◆ Aim of the exercise
For the word "name", copy every line of the material that includes it.

◆ Material supplied

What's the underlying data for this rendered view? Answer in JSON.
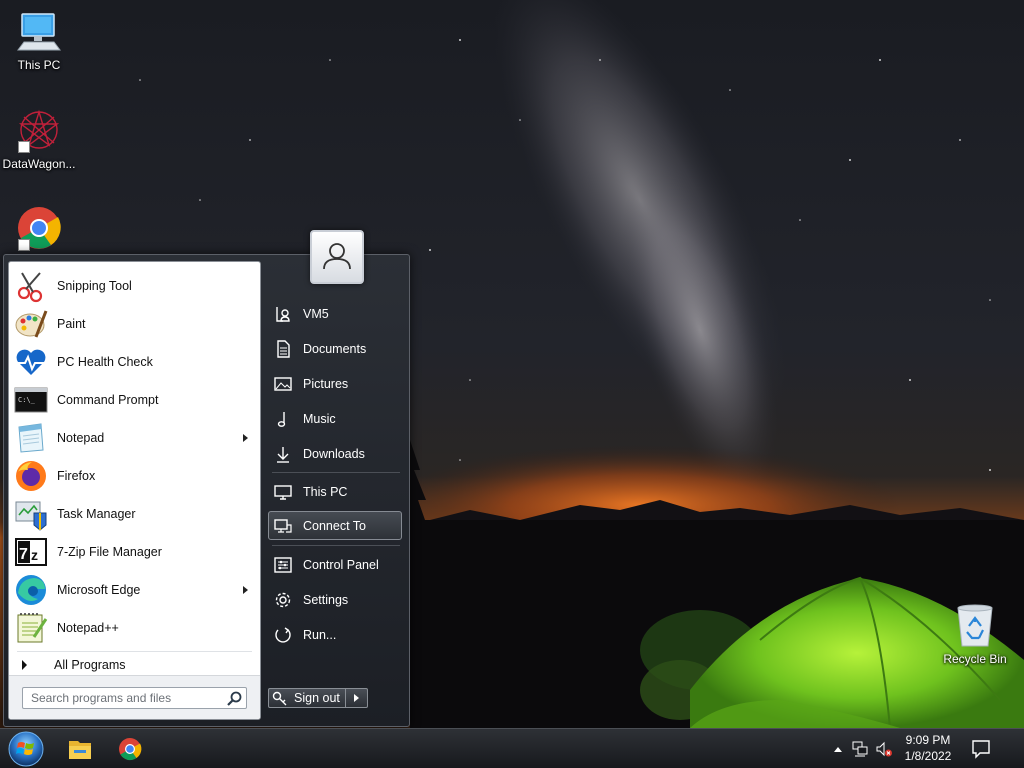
{
  "desktop": {
    "icons": [
      {
        "label": "This PC",
        "icon": "computer-icon"
      },
      {
        "label": "DataWagon...",
        "icon": "datawagon-icon"
      },
      {
        "label": "",
        "icon": "chrome-icon"
      },
      {
        "label": "Recycle Bin",
        "icon": "recycle-bin-icon"
      }
    ]
  },
  "start_menu": {
    "programs": [
      {
        "label": "Snipping Tool",
        "icon": "snipping-tool-icon",
        "submenu": false
      },
      {
        "label": "Paint",
        "icon": "paint-icon",
        "submenu": false
      },
      {
        "label": "PC Health Check",
        "icon": "pc-health-check-icon",
        "submenu": false
      },
      {
        "label": "Command Prompt",
        "icon": "command-prompt-icon",
        "submenu": false
      },
      {
        "label": "Notepad",
        "icon": "notepad-icon",
        "submenu": true
      },
      {
        "label": "Firefox",
        "icon": "firefox-icon",
        "submenu": false
      },
      {
        "label": "Task Manager",
        "icon": "task-manager-icon",
        "submenu": false
      },
      {
        "label": "7-Zip File Manager",
        "icon": "seven-zip-icon",
        "submenu": false
      },
      {
        "label": "Microsoft Edge",
        "icon": "edge-icon",
        "submenu": true
      },
      {
        "label": "Notepad++",
        "icon": "notepad-plus-plus-icon",
        "submenu": false
      }
    ],
    "all_programs_label": "All Programs",
    "search_placeholder": "Search programs and files",
    "right_items": [
      {
        "label": "VM5",
        "icon": "user-folder-icon"
      },
      {
        "label": "Documents",
        "icon": "documents-icon"
      },
      {
        "label": "Pictures",
        "icon": "pictures-icon"
      },
      {
        "label": "Music",
        "icon": "music-icon"
      },
      {
        "label": "Downloads",
        "icon": "downloads-icon"
      },
      {
        "label": "This PC",
        "icon": "computer-icon"
      },
      {
        "label": "Connect To",
        "icon": "connect-to-icon",
        "highlighted": true
      },
      {
        "label": "Control Panel",
        "icon": "control-panel-icon"
      },
      {
        "label": "Settings",
        "icon": "settings-gear-icon"
      },
      {
        "label": "Run...",
        "icon": "run-icon"
      }
    ],
    "sign_out_label": "Sign out"
  },
  "taskbar": {
    "pinned": [
      {
        "name": "File Explorer",
        "icon": "file-explorer-icon"
      },
      {
        "name": "Google Chrome",
        "icon": "chrome-icon"
      }
    ],
    "clock": {
      "time": "9:09 PM",
      "date": "1/8/2022"
    }
  },
  "colors": {
    "menu_dark": "#1c1f25",
    "menu_light": "#ffffff",
    "taskbar": "#17191d",
    "tent_green": "#7ed321",
    "horizon_orange": "#e86a1a"
  }
}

◆ Result
        "name": "File Explorer",
        "name": "Google Chrome",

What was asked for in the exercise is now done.